Daily Mail – July 25, 2011
The wrong helicopter and a sinking boat
Questions are being raised as to why it took Norwegian police and special forces an hour to reach the island of Utoya – as gunman Anders Behring Breivik indiscriminately opened fire on his unsuspecting victims.
It has emerged that special forces in Oslo did not have an operative helicopter available that could take them straight to the island.
And when they finally arrived after a 28 mile trip by road to Hoenefoss, opposite the island, 60 minutes after receiving the first reports of the shooting, they could not find a suitable boat to use
The one they did board almost sank because their equipment was too heavy – and they had to continuously bail out water as they made the crossing.
Police spokeman Johan Fredriksen told a press conference this afternoon that: ‘The police helicopters are only useful for observation, not for transporting groups of police.
‘For transport we had to rely on assistance from the military.’
It comes as Norwegian newspaper VG reports that an off-duty plain-clothes officer on the island was also a victim of Breivik.
Police operations chief in the northern Buskerud County Erik Berga said earlier today: ‘When so many people and equipment were put into it, the boat started to take on water, so that the motor stopped.
‘The boat was way too small and way too poor.’
The delay allowed 32-year-old Breivik to go about his deadly work undisturbed by police for an hour after the first reports of gunfire.
Sissel Hammer, the police chief in Hoenefoss, said she understood why critics ‘think it took too long for the police to come’ but said they had moved as quickly as possible.
Hammer said: ‘I ask for understanding of the fact that it takes time to send out a special armed force.
‘The personnel have to be notified, they must put on protective gear, arm themselves and get out to the area.’
Oslo’s acting police chief Sveinung Sponheim, who had previously said Breivik spent almost 90 minutes firing at young Labour Party members as they fled around the island or dived into the large Tyrifjord lake, admitted his previous time estimate was ‘a bit high’.
And he defended his special anti-terror unit’s decision to travel some 45 km to the scene by road instead by helicopter.
He said: ‘It was faster going by car because we would have had to get a helicopter from the base down south and that would have taken longer.’
He said the only helicopter available to the Oslo-based unit was parked 50 to 60km south of the capital at Rygge airport.
Critics within the police have long complained that the ‘Delta’ anti-terrorism unit is short of transport capacity.
Berga said that when Oslo’s Delta unit arrived at the pier across from Utoeya its leaders commandeered recreational boats to cross over.
Police sources said there had been much internal police debate over whether the first responders should have approached the island without waiting for the Oslo force.
Comment – July 25, 2011
The above article from Britain’s Daily Mail makes a crucial and telling ommission. While asking why it took so long for Norwegian security forces to reach the scene of Friday’s shooting, it completely ignores the fact that a police officer was supposed to have been on duty on the island of Utoya at the time of the shooting.
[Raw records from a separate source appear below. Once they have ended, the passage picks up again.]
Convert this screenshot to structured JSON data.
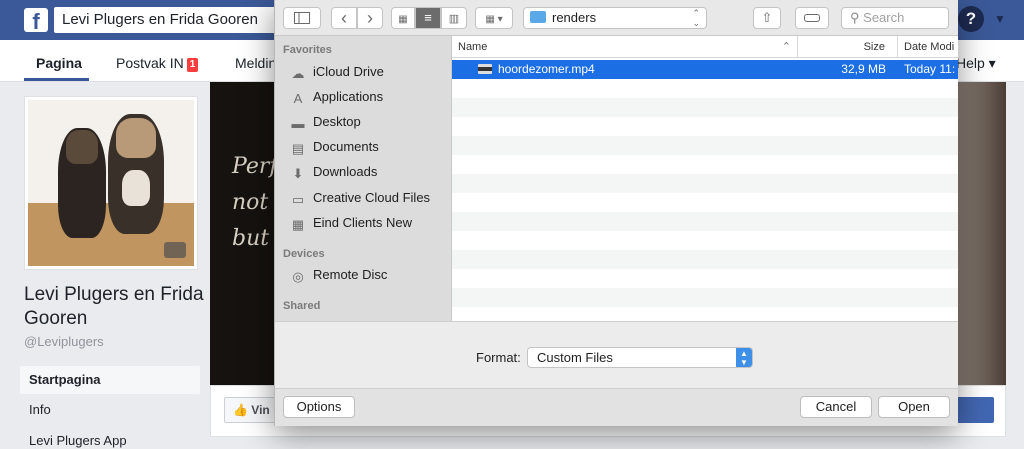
{
  "facebook": {
    "logo": "f",
    "search_value": "Levi Plugers en Frida Gooren",
    "help_icon": "?",
    "tabs": [
      {
        "label": "Pagina"
      },
      {
        "label": "Postvak IN",
        "badge": "1"
      },
      {
        "label": "Meldin"
      }
    ],
    "help_label": "Help",
    "page": {
      "name": "Levi Plugers en Frida Gooren",
      "handle": "@Leviplugers"
    },
    "sidebar_items": [
      "Startpagina",
      "Info",
      "Levi Plugers App"
    ],
    "cover_lines": [
      "Perf",
      "not n",
      "but i"
    ],
    "like_label": "Vin",
    "colors": {
      "brand": "#3b5998",
      "badge": "#fa3e3e",
      "action": "#4267b2"
    }
  },
  "dialog": {
    "toolbar": {
      "sidebar_toggle_icon": "sidebar-icon",
      "back_icon": "‹",
      "forward_icon": "›",
      "location": "renders",
      "search_placeholder": "Search"
    },
    "sidebar": {
      "sections": [
        {
          "header": "Favorites",
          "items": [
            {
              "label": "iCloud Drive",
              "icon": "☁"
            },
            {
              "label": "Applications",
              "icon": "A"
            },
            {
              "label": "Desktop",
              "icon": "▬"
            },
            {
              "label": "Documents",
              "icon": "▤"
            },
            {
              "label": "Downloads",
              "icon": "⬇"
            },
            {
              "label": "Creative Cloud Files",
              "icon": "▭"
            },
            {
              "label": "Eind Clients New",
              "icon": "▦"
            }
          ]
        },
        {
          "header": "Devices",
          "items": [
            {
              "label": "Remote Disc",
              "icon": "◎"
            }
          ]
        },
        {
          "header": "Shared",
          "items": []
        }
      ]
    },
    "columns": {
      "name": "Name",
      "size": "Size",
      "date": "Date Modi"
    },
    "files": [
      {
        "name": "hoordezomer.mp4",
        "size": "32,9 MB",
        "date": "Today 11:"
      }
    ],
    "format_label": "Format:",
    "format_value": "Custom Files",
    "buttons": {
      "options": "Options",
      "cancel": "Cancel",
      "open": "Open"
    },
    "colors": {
      "selection": "#1b6ee3",
      "select_accent": "#3d8fe8"
    }
  }
}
What happened to him?
According to Russia’s RIA Novosti, Norwegian officials do not know…
Police guard from massacred Utoya camp missing
Ria Novosti – July 24, 2011
Norwegian police can not find a police guard who was due to be on the Utoya Island where 86 people were killed after Friday’s massacre, Sky News reported on Sunday.
“There was supposed to be a police officer there,” Sky News quoted Norway’s acting Police Chief Sveinung Sponheim as saying. The police chief said that it is unclear where the camp’s guard was.
Twin attacks that hit Norway on Friday claimed lives of at least 93 people. A massive explosion ripped through the government headquarters in Oslo, killing seven. Several hours later, a man dressed as a police officer opened fire at the youth who had gathered at the summer camp on the Utoya Island, killing over 80.
A 32-year old ethnic Norwegian Anders Behring Breivik who confessed on Saturday to the mass killing on the island, said that he was alone to organize the shooting.
On Sunday a 1,500-page manifesto titled “2083: A European declaration of Independence” was discovered on the internet. The document is believed to be written by Breivik. It describes, along with his thoughts on the growing islamization of Europe, his preparations in the 95 days prior to the attack.
Breivik said that being arrested was a part of his plan as he was striving for notoriety.
The first court hearings on the mass killer’s case are due to be held on Monday.